There was a time when biographies of popes were written from the vantage point of a respectable distance. In other words: a safe time elapsed between the death of a Roman Pontiff and his official biography. Well, official is a bit of a stretch. The Vatican produced extravagant narratives that were thinly disguised hagiographies. Biographies, in the real and academic sense of the term, were often the product of plodding labours by ecclesiastical historians. The snap biographies that we have become accustomed to are a recent phenomenon.
John Paul I had some of his literary and spiritual reflections published during his short pontificate; John Paul II was a global industry for biographers (the number of biographies of John Paul II is staggering, most of which are heavily laced with ideological sentiments and advocacy agendas); Benedict XVI ,like his predecessor, took to highly selective autobiographies (usually in the form of book-length interviews); and Pope Francis is already the subject of countless profiles and fully fledged biographies.

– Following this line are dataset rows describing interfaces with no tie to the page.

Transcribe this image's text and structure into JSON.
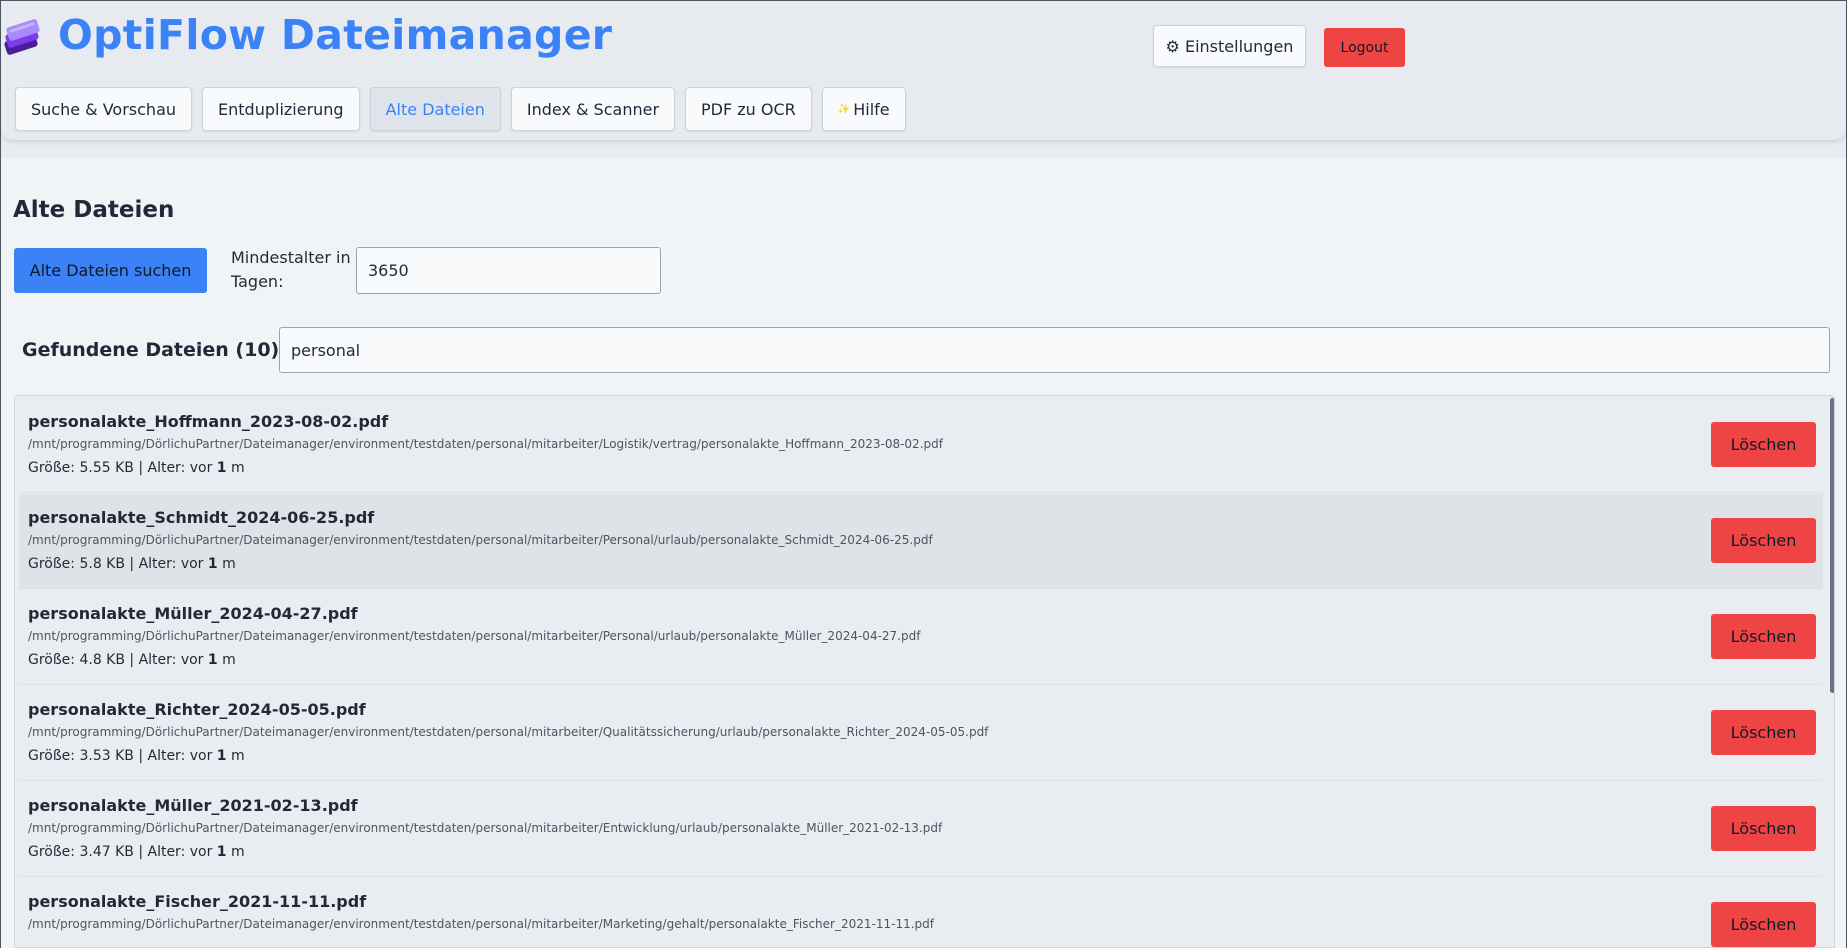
{
  "app": {
    "title": "OptiFlow Dateimanager"
  },
  "header": {
    "settings_label": "⚙ Einstellungen",
    "logout_label": "Logout"
  },
  "tabs": [
    {
      "label": "Suche & Vorschau",
      "active": false
    },
    {
      "label": "Entduplizierung",
      "active": false
    },
    {
      "label": "Alte Dateien",
      "active": true
    },
    {
      "label": "Index & Scanner",
      "active": false
    },
    {
      "label": "PDF zu OCR",
      "active": false
    },
    {
      "label": "Hilfe",
      "active": false,
      "icon": "sparkle-icon"
    }
  ],
  "main": {
    "title": "Alte Dateien",
    "search_button_label": "Alte Dateien suchen",
    "min_age_label": "Mindestalter in Tagen:",
    "min_age_value": "3650",
    "found_label": "Gefundene Dateien (10):",
    "filter_value": "personal",
    "delete_label": "Löschen"
  },
  "files": [
    {
      "name": "personalakte_Hoffmann_2023-08-02.pdf",
      "path": "/mnt/programming/DörlichuPartner/Dateimanager/environment/testdaten/personal/mitarbeiter/Logistik/vertrag/personalakte_Hoffmann_2023-08-02.pdf",
      "size_label": "Größe: 5.55 KB | Alter: vor ",
      "age_value": "1",
      "age_unit": " m"
    },
    {
      "name": "personalakte_Schmidt_2024-06-25.pdf",
      "path": "/mnt/programming/DörlichuPartner/Dateimanager/environment/testdaten/personal/mitarbeiter/Personal/urlaub/personalakte_Schmidt_2024-06-25.pdf",
      "size_label": "Größe: 5.8 KB | Alter: vor ",
      "age_value": "1",
      "age_unit": " m"
    },
    {
      "name": "personalakte_Müller_2024-04-27.pdf",
      "path": "/mnt/programming/DörlichuPartner/Dateimanager/environment/testdaten/personal/mitarbeiter/Personal/urlaub/personalakte_Müller_2024-04-27.pdf",
      "size_label": "Größe: 4.8 KB | Alter: vor ",
      "age_value": "1",
      "age_unit": " m"
    },
    {
      "name": "personalakte_Richter_2024-05-05.pdf",
      "path": "/mnt/programming/DörlichuPartner/Dateimanager/environment/testdaten/personal/mitarbeiter/Qualitätssicherung/urlaub/personalakte_Richter_2024-05-05.pdf",
      "size_label": "Größe: 3.53 KB | Alter: vor ",
      "age_value": "1",
      "age_unit": " m"
    },
    {
      "name": "personalakte_Müller_2021-02-13.pdf",
      "path": "/mnt/programming/DörlichuPartner/Dateimanager/environment/testdaten/personal/mitarbeiter/Entwicklung/urlaub/personalakte_Müller_2021-02-13.pdf",
      "size_label": "Größe: 3.47 KB | Alter: vor ",
      "age_value": "1",
      "age_unit": " m"
    },
    {
      "name": "personalakte_Fischer_2021-11-11.pdf",
      "path": "/mnt/programming/DörlichuPartner/Dateimanager/environment/testdaten/personal/mitarbeiter/Marketing/gehalt/personalakte_Fischer_2021-11-11.pdf",
      "size_label": "",
      "age_value": "",
      "age_unit": ""
    }
  ],
  "colors": {
    "accent": "#3b82f6",
    "danger": "#ef4444",
    "background": "#f1f4f7"
  }
}
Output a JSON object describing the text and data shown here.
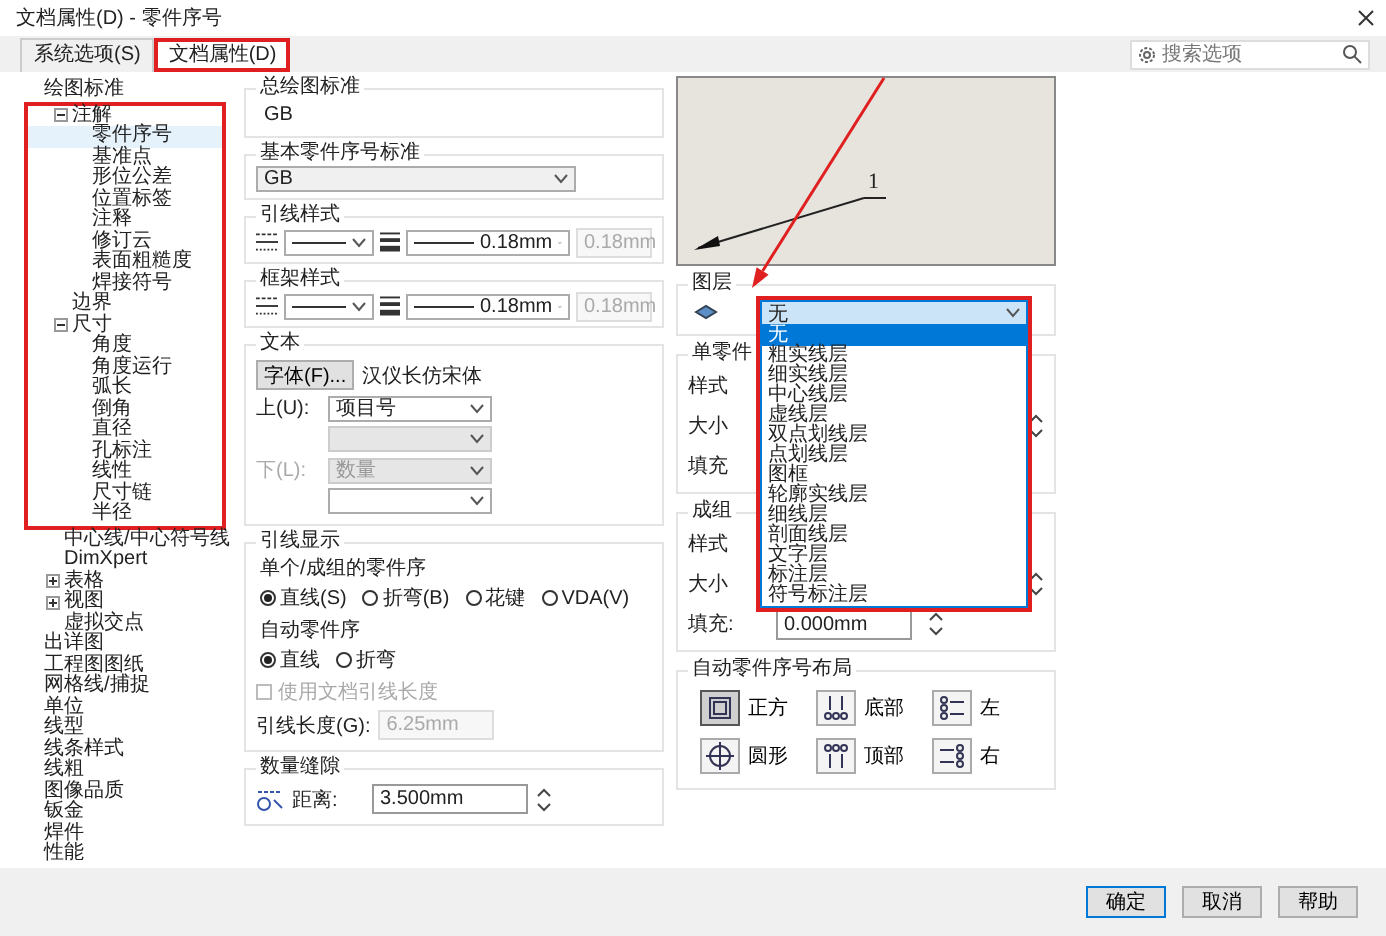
{
  "window": {
    "title": "文档属性(D) - 零件序号"
  },
  "tabs": [
    {
      "label": "系统选项(S)",
      "selected": false,
      "highlighted": false
    },
    {
      "label": "文档属性(D)",
      "selected": true,
      "highlighted": true
    }
  ],
  "search": {
    "placeholder": "搜索选项"
  },
  "tree": [
    {
      "label": "绘图标准",
      "selected": false,
      "children": [
        {
          "label": "注解",
          "selected": false,
          "expanded": true,
          "highlighted": true,
          "children": [
            {
              "label": "零件序号",
              "selected": true
            },
            {
              "label": "基准点",
              "selected": false
            },
            {
              "label": "形位公差",
              "selected": false
            },
            {
              "label": "位置标签",
              "selected": false
            },
            {
              "label": "注释",
              "selected": false
            },
            {
              "label": "修订云",
              "selected": false
            },
            {
              "label": "表面粗糙度",
              "selected": false
            },
            {
              "label": "焊接符号",
              "selected": false
            }
          ]
        },
        {
          "label": "边界",
          "selected": false,
          "highlighted": true
        },
        {
          "label": "尺寸",
          "selected": false,
          "expanded": true,
          "highlighted": true,
          "children": [
            {
              "label": "角度",
              "selected": false
            },
            {
              "label": "角度运行",
              "selected": false
            },
            {
              "label": "弧长",
              "selected": false
            },
            {
              "label": "倒角",
              "selected": false
            },
            {
              "label": "直径",
              "selected": false
            },
            {
              "label": "孔标注",
              "selected": false
            },
            {
              "label": "线性",
              "selected": false
            },
            {
              "label": "尺寸链",
              "selected": false
            },
            {
              "label": "半径",
              "selected": false
            }
          ]
        },
        {
          "label": "中心线/中心符号线",
          "selected": false,
          "highlighted": false
        },
        {
          "label": "DimXpert",
          "selected": false,
          "highlighted": false
        },
        {
          "label": "表格",
          "selected": false,
          "expanded": false,
          "highlighted": false
        },
        {
          "label": "视图",
          "selected": false,
          "expanded": false,
          "highlighted": false
        },
        {
          "label": "虚拟交点",
          "selected": false,
          "highlighted": false
        }
      ]
    },
    {
      "label": "出详图",
      "selected": false
    },
    {
      "label": "工程图图纸",
      "selected": false
    },
    {
      "label": "网格线/捕捉",
      "selected": false
    },
    {
      "label": "单位",
      "selected": false
    },
    {
      "label": "线型",
      "selected": false
    },
    {
      "label": "线条样式",
      "selected": false
    },
    {
      "label": "线粗",
      "selected": false
    },
    {
      "label": "图像品质",
      "selected": false
    },
    {
      "label": "钣金",
      "selected": false
    },
    {
      "label": "焊件",
      "selected": false
    },
    {
      "label": "性能",
      "selected": false
    }
  ],
  "drawing_standard": {
    "title": "总绘图标准",
    "value": "GB"
  },
  "balloon_standard": {
    "title": "基本零件序号标准",
    "value": "GB"
  },
  "leader_style": {
    "title": "引线样式",
    "thickness": "0.18mm",
    "custom": "0.18mm"
  },
  "frame_style": {
    "title": "框架样式",
    "thickness": "0.18mm",
    "custom": "0.18mm"
  },
  "text": {
    "title": "文本",
    "font_button": "字体(F)...",
    "font_name": "汉仪长仿宋体",
    "fields": [
      {
        "label": "上(U):",
        "value": "项目号",
        "disabled": false
      },
      {
        "disabled": true
      },
      {
        "label": "下(L):",
        "value": "数量",
        "disabled": true
      },
      {
        "disabled": false
      }
    ]
  },
  "leader_display": {
    "title": "引线显示",
    "groups": [
      {
        "label": "单个/成组的零件序",
        "options": [
          {
            "label": "直线(S)",
            "selected": true
          },
          {
            "label": "折弯(B)",
            "selected": false
          },
          {
            "label": "花键",
            "selected": false
          },
          {
            "label": "VDA(V)",
            "selected": false
          }
        ]
      },
      {
        "label": "自动零件序",
        "options": [
          {
            "label": "直线",
            "selected": true
          },
          {
            "label": "折弯",
            "selected": false
          }
        ]
      }
    ],
    "use_doc_length": {
      "label": "使用文档引线长度",
      "checked": false,
      "disabled": true
    },
    "length": {
      "label": "引线长度(G):",
      "value": "6.25mm",
      "disabled": true
    }
  },
  "quantity_spacing": {
    "title": "数量缝隙",
    "label": "距离:",
    "value": "3.500mm"
  },
  "preview": {
    "balloon_number": "1"
  },
  "layer": {
    "title": "图层",
    "value": "无",
    "expanded": true,
    "highlighted": true,
    "options": [
      {
        "label": "无",
        "selected": true
      },
      {
        "label": "粗实线层",
        "selected": false
      },
      {
        "label": "细实线层",
        "selected": false
      },
      {
        "label": "中心线层",
        "selected": false
      },
      {
        "label": "虚线层",
        "selected": false
      },
      {
        "label": "双点划线层",
        "selected": false
      },
      {
        "label": "点划线层",
        "selected": false
      },
      {
        "label": "图框",
        "selected": false
      },
      {
        "label": "轮廓实线层",
        "selected": false
      },
      {
        "label": "细线层",
        "selected": false
      },
      {
        "label": "剖面线层",
        "selected": false
      },
      {
        "label": "文字层",
        "selected": false
      },
      {
        "label": "标注层",
        "selected": false
      },
      {
        "label": "符号标注层",
        "selected": false
      }
    ]
  },
  "single_balloon": {
    "title": "单零件",
    "labels": [
      "样式",
      "大小",
      "填充"
    ]
  },
  "stacked_balloon": {
    "title": "成组",
    "labels": [
      "样式",
      "大小"
    ],
    "fill_label": "填充:",
    "fill_value": "0.000mm"
  },
  "auto_layout": {
    "title": "自动零件序号布局",
    "options": [
      {
        "label": "正方",
        "kind": "square",
        "selected": true
      },
      {
        "label": "底部",
        "kind": "bottom",
        "selected": false
      },
      {
        "label": "左",
        "kind": "left",
        "selected": false
      },
      {
        "label": "圆形",
        "kind": "circle",
        "selected": false
      },
      {
        "label": "顶部",
        "kind": "top",
        "selected": false
      },
      {
        "label": "右",
        "kind": "right",
        "selected": false
      }
    ]
  },
  "buttons": [
    {
      "label": "确定",
      "default": true
    },
    {
      "label": "取消",
      "default": false
    },
    {
      "label": "帮助",
      "default": false
    }
  ]
}
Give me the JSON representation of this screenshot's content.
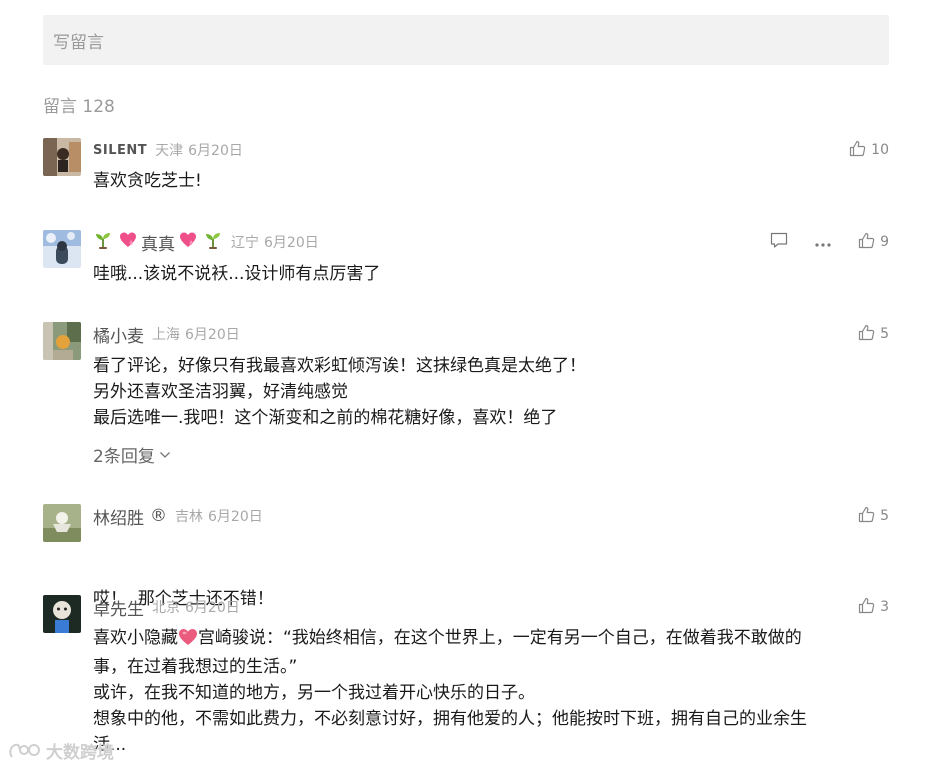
{
  "compose": {
    "placeholder": "写留言"
  },
  "header": {
    "count_label": "留言 128"
  },
  "comments": [
    {
      "nickname": "SILENT",
      "region": "天津",
      "date": "6月20日",
      "likes": "10",
      "lines": [
        "喜欢贪吃芝士!"
      ]
    },
    {
      "nickname": "真真",
      "region": "辽宁",
      "date": "6月20日",
      "likes": "9",
      "lines": [
        "哇哦...该说不说袄...设计师有点厉害了"
      ]
    },
    {
      "nickname": "橘小麦",
      "region": "上海",
      "date": "6月20日",
      "likes": "5",
      "lines": [
        "看了评论，好像只有我最喜欢彩虹倾泻诶！这抹绿色真是太绝了！",
        "另外还喜欢圣洁羽翼，好清纯感觉",
        "最后选唯一.我吧！这个渐变和之前的棉花糖好像，喜欢！绝了"
      ],
      "replies_label": "2条回复"
    },
    {
      "nickname": "林绍胜",
      "nickname_mark": "®",
      "region": "吉林",
      "date": "6月20日",
      "likes": "5",
      "lines": [
        "哎！  那个芝士还不错！"
      ]
    },
    {
      "nickname": "卓先生",
      "region": "北京",
      "date": "6月20日",
      "likes": "3",
      "line1_pre": "喜欢小隐藏",
      "line1_post": "宫崎骏说：“我始终相信，在这个世界上，一定有另一个自己，在做着我不敢做的",
      "lines": [
        "事，在过着我想过的生活。”",
        "或许，在我不知道的地方，另一个我过着开心快乐的日子。",
        "想象中的他，不需如此费力，不必刻意讨好，拥有他爱的人；他能按时下班，拥有自己的业余生",
        "活..."
      ]
    }
  ],
  "watermark": {
    "text": "大数跨境"
  },
  "icons": [
    "thumb-up-icon",
    "comment-icon",
    "more-icon",
    "chevron-down-icon",
    "sprout-icon",
    "heart-icon"
  ],
  "colors": {
    "input_bg": "#f2f2f2",
    "muted": "#a8a8a8",
    "text": "#1a1a1a",
    "heart": "#e8557a"
  }
}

In the case of Jorge Bergoglio the public’s interest in the minutiae of his life grows daily. And that, in itself, is good.
But these biographies also betray their respective author’s ecclesiological biases, political leanings and strategic positions. This is especially so in the case of living subjects. Helpful though these various biographical studies and profiles are, they remain deeply provisional, particular and partial.
None of them are definitive. They can’t be: their subject is still very much alive, the records and private correspondences still under the seal, the pope’s ministry and personality still unfolding.